Genome-wide long non-coding RNAs (lncRNAs) in low, moderate, and high pyrethroid insecticide-resistant and -susceptible strains of Helicoverpa armigera were identified in this study. Using 45 illumina-based RNA-sequencing datasets, 8394 lncRNAs were identified. In addition, a sublethal dose of deltamethrin was administered to a Korean-resistant strain (Kor-T). The average length of lncRNAs was approximately 531 bp, and the expression ratio of lncRNAs was 28% of the total RNA. The identified lncRNAs were divided into six categories—intronic, intergenic, sense, antisense, cis-RNA, and trans-RNA—based on their location and mechanism of action. Intergenic and intronic lncRNA transcripts were the most abundant (38% and 33%, respectively). Further, 828 detoxification-related lncRNAs were selected using the Gene Ontology analysis. The cytochrome P450-related lncRNA expression levels were significantly higher in susceptible strains than in resistant strains. In contrast, cuticle protein-related lncRNA expression levels were significantly higher in all resistant strains than in susceptible strains.

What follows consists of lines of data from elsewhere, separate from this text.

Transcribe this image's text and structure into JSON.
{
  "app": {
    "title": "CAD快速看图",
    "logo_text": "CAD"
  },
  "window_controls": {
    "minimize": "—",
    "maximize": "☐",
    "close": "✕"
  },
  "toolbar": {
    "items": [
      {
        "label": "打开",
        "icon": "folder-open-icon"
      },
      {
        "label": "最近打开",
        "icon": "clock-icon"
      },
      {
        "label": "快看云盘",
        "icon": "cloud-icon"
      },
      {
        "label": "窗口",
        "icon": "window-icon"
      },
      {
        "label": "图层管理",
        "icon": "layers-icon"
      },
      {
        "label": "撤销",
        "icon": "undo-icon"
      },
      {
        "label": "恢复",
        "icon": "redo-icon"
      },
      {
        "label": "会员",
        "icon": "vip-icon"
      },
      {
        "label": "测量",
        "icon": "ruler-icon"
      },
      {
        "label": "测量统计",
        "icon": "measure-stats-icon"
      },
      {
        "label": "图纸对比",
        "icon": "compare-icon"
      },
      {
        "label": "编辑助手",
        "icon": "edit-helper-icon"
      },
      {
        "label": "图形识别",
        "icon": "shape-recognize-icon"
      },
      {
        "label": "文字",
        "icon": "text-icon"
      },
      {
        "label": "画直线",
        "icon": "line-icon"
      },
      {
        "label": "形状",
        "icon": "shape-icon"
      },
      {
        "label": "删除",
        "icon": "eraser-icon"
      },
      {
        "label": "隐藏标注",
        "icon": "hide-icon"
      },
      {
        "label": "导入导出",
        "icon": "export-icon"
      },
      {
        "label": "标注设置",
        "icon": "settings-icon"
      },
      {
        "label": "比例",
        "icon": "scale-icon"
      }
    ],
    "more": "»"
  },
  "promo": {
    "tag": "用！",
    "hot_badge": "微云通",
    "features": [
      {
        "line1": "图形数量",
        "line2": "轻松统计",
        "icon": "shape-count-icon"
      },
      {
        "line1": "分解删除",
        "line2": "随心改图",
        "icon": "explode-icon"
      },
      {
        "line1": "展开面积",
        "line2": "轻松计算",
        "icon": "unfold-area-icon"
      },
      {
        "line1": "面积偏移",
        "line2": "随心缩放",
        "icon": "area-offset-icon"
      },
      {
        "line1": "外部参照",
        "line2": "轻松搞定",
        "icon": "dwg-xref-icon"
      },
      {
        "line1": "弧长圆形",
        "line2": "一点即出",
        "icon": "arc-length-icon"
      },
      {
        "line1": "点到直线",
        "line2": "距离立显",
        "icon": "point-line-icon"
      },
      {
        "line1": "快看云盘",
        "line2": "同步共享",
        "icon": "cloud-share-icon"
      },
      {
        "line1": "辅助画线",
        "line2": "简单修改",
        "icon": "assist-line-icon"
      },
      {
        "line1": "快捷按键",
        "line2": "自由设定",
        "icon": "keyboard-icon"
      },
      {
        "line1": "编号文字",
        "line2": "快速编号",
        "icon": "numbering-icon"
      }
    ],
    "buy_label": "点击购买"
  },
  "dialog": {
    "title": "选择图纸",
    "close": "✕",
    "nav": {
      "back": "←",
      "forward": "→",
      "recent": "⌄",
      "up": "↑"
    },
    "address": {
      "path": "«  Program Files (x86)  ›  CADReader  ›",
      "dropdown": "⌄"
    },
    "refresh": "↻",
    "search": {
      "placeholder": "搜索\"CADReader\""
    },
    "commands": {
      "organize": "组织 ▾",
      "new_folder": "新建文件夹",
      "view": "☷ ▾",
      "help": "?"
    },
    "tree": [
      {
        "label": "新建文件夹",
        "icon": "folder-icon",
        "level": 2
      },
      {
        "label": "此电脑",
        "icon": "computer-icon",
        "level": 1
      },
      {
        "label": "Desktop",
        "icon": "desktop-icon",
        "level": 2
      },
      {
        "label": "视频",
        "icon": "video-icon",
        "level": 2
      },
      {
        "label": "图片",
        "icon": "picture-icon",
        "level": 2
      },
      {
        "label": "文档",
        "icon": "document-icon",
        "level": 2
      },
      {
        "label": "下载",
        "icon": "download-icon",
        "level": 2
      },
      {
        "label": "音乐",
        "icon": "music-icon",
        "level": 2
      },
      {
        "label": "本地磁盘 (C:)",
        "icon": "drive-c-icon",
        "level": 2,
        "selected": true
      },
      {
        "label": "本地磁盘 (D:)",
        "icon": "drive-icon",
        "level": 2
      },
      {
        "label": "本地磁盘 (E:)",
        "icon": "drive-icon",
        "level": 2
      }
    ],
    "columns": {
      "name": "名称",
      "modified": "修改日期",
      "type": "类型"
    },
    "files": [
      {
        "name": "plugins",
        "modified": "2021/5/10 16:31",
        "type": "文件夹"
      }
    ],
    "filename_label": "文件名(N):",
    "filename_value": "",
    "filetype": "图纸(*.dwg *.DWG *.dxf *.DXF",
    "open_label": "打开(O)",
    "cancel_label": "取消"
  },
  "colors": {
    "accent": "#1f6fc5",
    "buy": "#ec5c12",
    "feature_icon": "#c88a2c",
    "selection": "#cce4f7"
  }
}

Our findings suggest that certain lncRNAs contribute to the downregulation of insecticide resistance-related P450 genes in susceptible strains, whereas other lncRNAs may be involved in the overexpression of cuticle protein genes, potentially affecting the pyrethroid resistance mechanism. Full article
Show Figures

Figure 1

Back to TopTop